START Extracted records

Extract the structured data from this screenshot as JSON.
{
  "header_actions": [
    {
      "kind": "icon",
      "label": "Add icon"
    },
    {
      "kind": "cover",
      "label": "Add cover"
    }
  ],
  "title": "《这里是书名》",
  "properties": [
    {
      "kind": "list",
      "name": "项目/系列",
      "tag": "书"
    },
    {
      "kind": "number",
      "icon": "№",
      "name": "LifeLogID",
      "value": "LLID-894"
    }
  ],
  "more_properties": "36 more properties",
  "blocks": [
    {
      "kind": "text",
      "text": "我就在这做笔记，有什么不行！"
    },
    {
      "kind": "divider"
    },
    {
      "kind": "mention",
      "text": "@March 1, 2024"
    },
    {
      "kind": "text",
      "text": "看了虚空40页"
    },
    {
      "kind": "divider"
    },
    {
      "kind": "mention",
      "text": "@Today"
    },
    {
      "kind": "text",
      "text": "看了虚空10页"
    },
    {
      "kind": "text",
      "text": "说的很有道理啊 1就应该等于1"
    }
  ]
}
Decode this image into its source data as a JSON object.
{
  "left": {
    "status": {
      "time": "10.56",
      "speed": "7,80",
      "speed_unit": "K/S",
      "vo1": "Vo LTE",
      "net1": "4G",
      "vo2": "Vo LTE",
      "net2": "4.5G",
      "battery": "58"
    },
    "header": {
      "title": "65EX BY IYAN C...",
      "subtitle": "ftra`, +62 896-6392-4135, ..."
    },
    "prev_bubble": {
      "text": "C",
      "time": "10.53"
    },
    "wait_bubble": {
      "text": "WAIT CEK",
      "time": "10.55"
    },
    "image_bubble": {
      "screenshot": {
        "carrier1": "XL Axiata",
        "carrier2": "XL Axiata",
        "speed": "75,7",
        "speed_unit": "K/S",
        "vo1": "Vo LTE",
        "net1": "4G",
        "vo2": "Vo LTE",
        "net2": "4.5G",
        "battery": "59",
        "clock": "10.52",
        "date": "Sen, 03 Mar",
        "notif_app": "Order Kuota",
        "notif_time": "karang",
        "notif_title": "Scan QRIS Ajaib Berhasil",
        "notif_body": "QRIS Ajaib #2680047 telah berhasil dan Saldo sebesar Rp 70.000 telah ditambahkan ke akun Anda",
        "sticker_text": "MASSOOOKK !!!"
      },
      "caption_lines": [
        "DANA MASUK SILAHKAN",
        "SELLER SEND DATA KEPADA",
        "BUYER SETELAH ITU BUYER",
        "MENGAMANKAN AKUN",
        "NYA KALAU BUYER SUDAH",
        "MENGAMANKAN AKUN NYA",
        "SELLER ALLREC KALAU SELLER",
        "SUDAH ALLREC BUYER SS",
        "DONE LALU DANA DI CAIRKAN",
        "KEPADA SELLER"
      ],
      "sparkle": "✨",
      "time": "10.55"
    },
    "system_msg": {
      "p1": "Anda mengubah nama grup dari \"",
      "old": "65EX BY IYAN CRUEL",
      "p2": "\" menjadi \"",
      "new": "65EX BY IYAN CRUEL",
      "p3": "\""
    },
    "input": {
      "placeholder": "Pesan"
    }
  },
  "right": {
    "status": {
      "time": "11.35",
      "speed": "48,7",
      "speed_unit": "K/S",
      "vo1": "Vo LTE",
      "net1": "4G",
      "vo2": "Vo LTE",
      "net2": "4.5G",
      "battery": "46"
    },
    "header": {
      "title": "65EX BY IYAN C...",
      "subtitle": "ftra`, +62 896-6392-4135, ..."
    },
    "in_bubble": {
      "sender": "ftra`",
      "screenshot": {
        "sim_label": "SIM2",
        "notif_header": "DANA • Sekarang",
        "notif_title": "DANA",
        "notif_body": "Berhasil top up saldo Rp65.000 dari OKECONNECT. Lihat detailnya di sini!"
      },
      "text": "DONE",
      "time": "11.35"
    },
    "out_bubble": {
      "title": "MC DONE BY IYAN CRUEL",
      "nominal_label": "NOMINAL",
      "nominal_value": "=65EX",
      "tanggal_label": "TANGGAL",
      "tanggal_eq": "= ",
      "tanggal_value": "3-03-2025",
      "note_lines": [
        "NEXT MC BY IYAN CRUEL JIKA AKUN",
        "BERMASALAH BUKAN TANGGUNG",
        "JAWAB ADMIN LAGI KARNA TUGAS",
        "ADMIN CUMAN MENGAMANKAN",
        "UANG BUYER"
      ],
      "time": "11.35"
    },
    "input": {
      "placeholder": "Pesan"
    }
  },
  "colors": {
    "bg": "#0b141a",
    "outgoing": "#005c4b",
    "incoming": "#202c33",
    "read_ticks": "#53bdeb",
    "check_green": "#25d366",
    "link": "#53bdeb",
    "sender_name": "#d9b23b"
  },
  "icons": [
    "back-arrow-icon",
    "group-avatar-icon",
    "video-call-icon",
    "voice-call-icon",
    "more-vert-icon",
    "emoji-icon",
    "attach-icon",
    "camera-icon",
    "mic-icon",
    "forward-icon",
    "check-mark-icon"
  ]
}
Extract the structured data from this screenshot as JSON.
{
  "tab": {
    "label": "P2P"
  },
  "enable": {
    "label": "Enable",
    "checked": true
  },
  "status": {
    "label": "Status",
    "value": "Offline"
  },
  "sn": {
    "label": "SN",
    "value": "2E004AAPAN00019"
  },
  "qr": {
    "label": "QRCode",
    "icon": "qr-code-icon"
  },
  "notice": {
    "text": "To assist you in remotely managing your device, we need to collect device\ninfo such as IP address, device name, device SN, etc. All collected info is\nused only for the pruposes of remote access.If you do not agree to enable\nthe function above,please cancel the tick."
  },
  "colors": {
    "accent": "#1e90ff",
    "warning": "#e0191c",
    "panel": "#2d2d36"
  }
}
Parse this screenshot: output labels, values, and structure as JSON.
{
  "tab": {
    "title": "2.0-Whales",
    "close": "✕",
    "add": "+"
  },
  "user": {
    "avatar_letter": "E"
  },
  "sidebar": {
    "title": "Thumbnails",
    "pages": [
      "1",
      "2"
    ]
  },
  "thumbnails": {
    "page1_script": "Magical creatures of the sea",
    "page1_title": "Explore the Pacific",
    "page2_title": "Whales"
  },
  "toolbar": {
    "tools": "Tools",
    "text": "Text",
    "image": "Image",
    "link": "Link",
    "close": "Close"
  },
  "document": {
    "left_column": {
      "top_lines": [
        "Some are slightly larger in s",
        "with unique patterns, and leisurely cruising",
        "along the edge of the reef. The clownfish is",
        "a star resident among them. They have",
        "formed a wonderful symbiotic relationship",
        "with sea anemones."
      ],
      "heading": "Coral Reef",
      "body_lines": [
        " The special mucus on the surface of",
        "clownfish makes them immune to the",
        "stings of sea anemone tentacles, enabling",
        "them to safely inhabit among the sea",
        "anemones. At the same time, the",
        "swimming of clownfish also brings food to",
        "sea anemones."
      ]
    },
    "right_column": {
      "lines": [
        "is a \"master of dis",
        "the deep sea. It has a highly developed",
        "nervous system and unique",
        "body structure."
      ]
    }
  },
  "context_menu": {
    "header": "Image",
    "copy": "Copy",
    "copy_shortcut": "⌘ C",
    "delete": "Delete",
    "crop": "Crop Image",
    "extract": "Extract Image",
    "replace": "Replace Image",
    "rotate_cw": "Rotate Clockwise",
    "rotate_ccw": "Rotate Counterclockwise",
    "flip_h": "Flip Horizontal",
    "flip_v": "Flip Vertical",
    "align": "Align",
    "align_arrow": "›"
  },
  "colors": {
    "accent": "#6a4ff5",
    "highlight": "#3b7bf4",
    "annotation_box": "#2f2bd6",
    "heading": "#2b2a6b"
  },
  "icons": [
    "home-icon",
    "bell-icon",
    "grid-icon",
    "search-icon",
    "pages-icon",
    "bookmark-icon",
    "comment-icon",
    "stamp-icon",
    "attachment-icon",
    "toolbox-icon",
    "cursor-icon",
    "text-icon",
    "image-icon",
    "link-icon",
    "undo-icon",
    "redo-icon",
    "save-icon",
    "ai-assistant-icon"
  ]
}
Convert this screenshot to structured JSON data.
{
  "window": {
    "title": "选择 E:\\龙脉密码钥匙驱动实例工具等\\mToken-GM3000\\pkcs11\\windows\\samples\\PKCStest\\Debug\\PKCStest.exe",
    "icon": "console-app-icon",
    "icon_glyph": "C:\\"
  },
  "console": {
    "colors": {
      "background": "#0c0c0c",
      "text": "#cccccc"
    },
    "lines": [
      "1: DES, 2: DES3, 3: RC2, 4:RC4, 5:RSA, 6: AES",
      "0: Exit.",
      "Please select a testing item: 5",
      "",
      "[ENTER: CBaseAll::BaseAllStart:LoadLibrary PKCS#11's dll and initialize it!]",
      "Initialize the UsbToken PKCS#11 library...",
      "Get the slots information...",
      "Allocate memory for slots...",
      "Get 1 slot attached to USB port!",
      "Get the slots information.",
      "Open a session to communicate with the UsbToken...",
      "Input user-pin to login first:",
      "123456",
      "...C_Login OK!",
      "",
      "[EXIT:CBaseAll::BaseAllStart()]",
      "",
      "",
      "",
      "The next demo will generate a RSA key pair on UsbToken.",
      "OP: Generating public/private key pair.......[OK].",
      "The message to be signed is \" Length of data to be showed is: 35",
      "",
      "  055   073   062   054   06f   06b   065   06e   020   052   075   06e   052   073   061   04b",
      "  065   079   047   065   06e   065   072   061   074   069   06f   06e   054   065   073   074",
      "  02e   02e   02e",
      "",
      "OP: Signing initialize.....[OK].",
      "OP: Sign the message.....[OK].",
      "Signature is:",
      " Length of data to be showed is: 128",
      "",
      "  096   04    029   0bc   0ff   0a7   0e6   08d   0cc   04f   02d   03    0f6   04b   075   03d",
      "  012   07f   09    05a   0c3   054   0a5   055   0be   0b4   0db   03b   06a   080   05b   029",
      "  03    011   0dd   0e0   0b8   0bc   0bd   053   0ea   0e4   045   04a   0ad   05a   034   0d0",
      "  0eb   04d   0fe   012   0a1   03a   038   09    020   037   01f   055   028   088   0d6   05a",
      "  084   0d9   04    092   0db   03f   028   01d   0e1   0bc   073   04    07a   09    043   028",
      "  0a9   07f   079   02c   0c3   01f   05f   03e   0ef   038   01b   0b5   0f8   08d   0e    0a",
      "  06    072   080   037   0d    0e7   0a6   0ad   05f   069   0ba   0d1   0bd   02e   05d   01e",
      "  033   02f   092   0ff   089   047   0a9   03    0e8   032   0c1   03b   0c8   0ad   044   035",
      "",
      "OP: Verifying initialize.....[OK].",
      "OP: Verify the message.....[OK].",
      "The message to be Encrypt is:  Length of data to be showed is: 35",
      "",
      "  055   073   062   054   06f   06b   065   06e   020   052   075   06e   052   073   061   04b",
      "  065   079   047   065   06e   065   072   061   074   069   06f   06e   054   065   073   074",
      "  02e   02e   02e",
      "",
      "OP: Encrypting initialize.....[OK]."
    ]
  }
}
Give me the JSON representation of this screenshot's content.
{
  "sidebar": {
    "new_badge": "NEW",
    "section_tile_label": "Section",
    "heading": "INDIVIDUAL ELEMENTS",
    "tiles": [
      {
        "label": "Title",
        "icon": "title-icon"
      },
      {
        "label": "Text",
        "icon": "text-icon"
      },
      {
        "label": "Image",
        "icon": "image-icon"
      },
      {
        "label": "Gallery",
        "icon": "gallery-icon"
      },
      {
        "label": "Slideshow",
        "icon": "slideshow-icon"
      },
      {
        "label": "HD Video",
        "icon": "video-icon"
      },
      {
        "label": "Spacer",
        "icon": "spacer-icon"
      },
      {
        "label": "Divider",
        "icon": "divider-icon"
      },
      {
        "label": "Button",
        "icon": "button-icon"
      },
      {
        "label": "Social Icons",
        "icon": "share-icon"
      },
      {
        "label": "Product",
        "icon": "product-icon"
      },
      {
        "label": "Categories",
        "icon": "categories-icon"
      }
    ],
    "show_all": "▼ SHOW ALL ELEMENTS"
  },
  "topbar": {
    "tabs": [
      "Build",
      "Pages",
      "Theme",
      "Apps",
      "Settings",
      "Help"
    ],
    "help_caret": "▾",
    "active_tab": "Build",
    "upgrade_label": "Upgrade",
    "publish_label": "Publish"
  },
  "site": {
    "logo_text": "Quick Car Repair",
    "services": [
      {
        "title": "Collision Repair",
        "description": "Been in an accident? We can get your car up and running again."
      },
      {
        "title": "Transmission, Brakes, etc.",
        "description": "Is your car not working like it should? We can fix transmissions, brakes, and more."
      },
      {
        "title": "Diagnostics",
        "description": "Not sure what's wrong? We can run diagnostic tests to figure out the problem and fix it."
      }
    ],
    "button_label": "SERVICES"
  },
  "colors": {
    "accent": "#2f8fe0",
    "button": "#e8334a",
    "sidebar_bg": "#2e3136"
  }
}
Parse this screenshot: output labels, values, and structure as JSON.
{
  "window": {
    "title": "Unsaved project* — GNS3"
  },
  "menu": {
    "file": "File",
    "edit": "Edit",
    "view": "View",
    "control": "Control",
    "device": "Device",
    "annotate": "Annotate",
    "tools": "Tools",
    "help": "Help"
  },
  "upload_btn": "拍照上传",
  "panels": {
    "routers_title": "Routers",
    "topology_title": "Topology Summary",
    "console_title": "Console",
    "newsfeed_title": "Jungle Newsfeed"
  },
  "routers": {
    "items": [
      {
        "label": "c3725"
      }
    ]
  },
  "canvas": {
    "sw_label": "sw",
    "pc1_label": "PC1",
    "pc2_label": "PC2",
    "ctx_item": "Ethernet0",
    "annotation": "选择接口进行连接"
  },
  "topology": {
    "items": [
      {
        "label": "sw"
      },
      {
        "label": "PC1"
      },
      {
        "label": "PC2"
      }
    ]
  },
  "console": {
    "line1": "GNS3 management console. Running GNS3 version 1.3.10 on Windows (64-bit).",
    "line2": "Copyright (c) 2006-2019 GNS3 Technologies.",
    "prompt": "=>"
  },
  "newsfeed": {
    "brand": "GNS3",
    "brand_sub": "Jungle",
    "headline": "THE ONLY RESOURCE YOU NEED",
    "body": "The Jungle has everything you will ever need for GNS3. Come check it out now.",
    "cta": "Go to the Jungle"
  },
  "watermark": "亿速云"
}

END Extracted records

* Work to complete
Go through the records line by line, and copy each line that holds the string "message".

* Task output
      "The message to be signed is \" Length of data to be showed is: 35",
      "OP: Sign the message.....[OK].",
      "OP: Verify the message.....[OK].",
      "The message to be Encrypt is:  Length of data to be showed is: 35",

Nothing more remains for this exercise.